◆ ASSIGNED TASK
Wherever the string "Noodles" turns up in the data, copy the whole line.

(Records from a data collection)
- - -
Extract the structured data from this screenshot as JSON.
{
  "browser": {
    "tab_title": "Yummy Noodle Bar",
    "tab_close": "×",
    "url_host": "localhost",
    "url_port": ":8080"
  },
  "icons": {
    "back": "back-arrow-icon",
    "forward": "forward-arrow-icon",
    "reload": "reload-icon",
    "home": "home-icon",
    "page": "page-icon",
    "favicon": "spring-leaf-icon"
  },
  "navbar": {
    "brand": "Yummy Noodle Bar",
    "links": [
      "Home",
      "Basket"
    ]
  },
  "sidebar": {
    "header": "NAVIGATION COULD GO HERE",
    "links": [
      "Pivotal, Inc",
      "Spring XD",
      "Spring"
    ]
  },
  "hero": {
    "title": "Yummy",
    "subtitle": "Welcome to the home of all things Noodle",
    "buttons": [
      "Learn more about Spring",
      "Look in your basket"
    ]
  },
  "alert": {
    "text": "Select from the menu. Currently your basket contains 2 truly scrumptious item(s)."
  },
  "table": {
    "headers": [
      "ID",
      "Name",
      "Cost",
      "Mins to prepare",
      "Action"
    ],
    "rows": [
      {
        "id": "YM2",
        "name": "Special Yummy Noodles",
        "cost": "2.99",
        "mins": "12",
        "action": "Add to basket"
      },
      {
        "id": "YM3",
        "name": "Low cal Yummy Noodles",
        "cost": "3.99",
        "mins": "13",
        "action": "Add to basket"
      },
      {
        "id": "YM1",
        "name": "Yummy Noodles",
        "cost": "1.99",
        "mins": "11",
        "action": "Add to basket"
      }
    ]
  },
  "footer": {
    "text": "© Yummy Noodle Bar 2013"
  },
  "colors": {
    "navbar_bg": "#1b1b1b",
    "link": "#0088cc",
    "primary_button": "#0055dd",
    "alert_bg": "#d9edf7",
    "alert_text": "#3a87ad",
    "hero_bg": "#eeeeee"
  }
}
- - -
◆ SOLUTION BELOW
        "name": "Special Yummy Noodles",
        "name": "Low cal Yummy Noodles",
        "name": "Yummy Noodles",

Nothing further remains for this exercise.